• **Requirement**
Which lines in the data contain the word "accent"? Please copy each of them.

• **Source data**

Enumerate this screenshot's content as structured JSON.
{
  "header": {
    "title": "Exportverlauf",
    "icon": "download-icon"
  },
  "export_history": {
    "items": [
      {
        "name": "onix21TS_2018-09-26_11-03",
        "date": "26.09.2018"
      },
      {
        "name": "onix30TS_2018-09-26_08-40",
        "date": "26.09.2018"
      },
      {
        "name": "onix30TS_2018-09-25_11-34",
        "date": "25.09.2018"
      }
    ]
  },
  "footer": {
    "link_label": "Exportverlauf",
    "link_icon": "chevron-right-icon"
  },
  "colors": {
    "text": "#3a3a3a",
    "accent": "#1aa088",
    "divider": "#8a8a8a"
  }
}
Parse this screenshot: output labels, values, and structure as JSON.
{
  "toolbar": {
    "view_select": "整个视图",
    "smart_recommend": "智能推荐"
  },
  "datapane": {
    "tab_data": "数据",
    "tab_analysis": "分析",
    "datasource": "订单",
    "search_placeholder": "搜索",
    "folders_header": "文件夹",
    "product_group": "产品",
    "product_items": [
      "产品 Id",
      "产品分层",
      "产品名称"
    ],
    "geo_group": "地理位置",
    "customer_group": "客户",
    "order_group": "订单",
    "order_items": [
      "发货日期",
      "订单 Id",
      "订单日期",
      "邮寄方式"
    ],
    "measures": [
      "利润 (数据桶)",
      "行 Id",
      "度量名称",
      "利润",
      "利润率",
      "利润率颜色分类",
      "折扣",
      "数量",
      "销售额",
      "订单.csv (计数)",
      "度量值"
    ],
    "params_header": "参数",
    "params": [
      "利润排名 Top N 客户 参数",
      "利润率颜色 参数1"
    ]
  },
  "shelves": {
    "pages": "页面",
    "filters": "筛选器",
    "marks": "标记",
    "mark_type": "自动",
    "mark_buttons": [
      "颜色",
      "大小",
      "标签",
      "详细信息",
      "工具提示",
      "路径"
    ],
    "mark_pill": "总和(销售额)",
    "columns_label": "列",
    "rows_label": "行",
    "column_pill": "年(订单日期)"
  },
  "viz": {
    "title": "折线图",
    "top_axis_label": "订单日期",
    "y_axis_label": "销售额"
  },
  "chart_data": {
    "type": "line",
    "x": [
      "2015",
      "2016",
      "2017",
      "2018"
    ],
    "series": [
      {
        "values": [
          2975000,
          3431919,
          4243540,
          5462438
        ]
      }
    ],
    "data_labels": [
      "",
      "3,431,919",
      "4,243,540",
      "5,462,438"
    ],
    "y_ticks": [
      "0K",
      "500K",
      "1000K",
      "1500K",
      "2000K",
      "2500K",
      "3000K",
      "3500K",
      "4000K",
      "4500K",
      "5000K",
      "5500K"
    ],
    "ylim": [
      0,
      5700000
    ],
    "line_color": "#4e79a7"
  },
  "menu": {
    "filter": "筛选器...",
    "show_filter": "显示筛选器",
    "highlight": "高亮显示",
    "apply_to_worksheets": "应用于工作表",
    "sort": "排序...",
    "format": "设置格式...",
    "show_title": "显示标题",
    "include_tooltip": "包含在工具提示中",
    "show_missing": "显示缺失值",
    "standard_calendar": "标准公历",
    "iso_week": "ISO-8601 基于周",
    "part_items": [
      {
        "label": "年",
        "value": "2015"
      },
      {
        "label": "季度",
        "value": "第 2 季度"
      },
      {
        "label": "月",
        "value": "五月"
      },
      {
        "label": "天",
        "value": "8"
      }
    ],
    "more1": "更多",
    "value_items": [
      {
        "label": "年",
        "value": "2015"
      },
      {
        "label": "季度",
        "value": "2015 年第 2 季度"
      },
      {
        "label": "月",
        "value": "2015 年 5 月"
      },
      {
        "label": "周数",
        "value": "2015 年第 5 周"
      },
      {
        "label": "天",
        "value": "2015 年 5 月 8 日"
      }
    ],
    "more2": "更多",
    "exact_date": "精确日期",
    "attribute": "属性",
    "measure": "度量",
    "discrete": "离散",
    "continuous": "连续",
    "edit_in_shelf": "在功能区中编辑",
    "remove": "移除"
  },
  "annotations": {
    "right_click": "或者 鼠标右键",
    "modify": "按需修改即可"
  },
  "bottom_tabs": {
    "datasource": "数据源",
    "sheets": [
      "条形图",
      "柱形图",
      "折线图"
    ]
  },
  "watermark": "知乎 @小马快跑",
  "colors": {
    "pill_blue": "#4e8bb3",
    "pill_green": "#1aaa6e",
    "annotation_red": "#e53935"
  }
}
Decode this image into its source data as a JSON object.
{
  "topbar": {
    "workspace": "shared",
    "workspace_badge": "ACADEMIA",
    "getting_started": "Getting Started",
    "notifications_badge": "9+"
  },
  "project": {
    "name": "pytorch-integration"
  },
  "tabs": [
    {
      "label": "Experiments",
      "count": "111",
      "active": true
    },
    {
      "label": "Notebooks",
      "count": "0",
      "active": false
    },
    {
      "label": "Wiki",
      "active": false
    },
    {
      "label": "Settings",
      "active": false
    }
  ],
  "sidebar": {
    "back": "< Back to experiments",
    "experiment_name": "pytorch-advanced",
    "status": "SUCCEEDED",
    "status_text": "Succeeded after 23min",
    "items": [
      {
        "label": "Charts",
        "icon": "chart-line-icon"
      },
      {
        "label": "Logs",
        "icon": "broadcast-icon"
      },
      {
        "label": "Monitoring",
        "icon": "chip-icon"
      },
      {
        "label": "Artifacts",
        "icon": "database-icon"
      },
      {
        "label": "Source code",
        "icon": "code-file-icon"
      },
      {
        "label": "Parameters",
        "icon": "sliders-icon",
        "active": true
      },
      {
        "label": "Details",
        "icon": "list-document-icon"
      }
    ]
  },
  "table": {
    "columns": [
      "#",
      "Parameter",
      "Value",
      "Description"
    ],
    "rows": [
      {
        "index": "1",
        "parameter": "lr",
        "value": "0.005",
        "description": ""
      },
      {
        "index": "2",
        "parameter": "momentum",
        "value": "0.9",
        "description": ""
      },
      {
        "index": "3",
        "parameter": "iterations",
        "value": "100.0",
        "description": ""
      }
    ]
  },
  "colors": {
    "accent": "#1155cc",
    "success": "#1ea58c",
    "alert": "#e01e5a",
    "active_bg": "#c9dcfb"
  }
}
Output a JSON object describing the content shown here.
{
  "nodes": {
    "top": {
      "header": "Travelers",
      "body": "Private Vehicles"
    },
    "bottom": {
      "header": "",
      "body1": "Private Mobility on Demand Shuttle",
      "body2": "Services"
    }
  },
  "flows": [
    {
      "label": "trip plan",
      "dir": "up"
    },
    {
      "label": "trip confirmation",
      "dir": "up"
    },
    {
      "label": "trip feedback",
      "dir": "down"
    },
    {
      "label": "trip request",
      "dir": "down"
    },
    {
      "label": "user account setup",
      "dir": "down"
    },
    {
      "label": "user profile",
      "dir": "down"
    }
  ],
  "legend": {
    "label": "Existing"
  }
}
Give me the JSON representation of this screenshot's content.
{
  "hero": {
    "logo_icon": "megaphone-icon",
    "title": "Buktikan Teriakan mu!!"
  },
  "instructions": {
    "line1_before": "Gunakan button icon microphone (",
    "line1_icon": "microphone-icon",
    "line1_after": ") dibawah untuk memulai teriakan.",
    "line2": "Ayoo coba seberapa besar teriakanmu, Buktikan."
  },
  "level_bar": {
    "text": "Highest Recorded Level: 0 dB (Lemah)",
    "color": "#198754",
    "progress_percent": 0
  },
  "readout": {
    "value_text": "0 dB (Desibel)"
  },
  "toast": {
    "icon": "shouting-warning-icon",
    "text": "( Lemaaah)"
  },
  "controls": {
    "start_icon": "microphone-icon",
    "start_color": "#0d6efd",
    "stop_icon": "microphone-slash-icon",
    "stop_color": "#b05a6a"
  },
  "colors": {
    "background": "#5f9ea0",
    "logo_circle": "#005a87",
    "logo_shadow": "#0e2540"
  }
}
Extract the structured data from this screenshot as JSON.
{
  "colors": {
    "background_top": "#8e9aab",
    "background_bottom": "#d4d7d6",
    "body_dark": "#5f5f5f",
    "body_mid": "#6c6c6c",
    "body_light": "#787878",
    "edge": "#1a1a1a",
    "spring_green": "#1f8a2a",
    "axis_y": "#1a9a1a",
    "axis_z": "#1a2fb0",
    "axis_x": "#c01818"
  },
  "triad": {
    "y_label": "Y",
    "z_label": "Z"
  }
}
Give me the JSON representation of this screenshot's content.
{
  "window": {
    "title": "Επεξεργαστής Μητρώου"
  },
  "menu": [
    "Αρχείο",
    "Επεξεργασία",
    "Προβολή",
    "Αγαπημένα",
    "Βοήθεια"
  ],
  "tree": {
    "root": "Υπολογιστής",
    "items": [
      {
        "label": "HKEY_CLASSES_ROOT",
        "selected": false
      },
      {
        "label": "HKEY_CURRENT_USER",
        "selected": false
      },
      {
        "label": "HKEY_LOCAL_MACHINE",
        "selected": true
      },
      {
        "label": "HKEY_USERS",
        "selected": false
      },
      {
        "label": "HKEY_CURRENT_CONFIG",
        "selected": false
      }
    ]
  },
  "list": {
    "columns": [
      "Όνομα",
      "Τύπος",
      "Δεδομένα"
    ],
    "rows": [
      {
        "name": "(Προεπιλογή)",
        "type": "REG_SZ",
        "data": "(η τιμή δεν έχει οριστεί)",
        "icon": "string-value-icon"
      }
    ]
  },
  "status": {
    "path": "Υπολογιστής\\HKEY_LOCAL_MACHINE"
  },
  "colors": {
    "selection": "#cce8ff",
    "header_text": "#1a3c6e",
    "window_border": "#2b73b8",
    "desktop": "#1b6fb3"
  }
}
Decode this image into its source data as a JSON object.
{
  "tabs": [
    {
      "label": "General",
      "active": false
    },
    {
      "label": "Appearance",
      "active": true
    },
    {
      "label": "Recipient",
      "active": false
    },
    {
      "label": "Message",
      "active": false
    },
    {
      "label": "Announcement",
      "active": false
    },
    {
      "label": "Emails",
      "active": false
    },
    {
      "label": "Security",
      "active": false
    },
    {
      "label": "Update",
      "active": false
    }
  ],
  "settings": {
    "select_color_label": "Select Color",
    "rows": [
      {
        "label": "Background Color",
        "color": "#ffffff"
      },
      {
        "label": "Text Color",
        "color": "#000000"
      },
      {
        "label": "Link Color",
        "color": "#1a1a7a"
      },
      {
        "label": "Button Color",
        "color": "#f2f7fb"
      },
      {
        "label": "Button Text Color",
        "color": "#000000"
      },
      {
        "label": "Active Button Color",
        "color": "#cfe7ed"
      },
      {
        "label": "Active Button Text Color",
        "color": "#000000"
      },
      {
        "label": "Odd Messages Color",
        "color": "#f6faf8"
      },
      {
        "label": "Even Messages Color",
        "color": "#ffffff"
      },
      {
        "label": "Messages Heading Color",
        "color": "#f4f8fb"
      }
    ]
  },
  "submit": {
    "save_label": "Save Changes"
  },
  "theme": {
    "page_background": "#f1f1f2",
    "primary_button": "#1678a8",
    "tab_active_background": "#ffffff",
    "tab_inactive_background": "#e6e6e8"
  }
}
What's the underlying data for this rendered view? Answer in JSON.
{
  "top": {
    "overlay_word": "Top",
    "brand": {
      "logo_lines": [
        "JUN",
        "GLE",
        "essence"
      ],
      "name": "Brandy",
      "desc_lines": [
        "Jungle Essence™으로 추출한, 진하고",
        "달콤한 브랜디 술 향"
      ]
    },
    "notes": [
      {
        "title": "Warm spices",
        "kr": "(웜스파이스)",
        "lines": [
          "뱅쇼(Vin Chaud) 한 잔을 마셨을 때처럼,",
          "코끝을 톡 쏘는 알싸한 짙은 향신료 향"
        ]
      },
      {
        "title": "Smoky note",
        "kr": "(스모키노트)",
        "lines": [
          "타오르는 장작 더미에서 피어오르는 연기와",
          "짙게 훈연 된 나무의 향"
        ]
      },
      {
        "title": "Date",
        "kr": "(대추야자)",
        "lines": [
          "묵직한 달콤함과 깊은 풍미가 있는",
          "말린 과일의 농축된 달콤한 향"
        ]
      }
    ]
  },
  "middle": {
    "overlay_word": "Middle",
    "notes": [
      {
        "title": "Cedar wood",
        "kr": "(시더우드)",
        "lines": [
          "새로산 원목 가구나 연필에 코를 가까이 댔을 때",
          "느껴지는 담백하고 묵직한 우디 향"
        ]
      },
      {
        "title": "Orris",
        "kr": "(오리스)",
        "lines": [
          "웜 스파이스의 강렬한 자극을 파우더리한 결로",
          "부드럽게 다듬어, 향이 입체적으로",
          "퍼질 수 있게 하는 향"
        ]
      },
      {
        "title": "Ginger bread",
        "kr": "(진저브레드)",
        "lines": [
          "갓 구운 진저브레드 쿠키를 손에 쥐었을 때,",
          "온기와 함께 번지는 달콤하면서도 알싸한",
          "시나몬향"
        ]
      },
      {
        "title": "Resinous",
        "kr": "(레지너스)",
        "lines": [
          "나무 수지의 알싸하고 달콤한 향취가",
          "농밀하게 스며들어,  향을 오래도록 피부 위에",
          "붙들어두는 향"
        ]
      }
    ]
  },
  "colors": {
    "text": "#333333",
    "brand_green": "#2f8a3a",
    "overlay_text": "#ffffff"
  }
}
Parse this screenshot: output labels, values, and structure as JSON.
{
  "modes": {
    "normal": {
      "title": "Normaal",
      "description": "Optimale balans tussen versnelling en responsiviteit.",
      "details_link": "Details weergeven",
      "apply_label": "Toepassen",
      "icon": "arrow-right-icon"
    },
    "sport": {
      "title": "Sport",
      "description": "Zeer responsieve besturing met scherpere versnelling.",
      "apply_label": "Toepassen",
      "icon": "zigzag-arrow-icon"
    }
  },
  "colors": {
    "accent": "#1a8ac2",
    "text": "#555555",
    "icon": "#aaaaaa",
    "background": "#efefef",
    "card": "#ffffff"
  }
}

• **Solved exercise**
    "accent": "#1aa088",
    "accent": "#1155cc",
    "accent": "#1a8ac2",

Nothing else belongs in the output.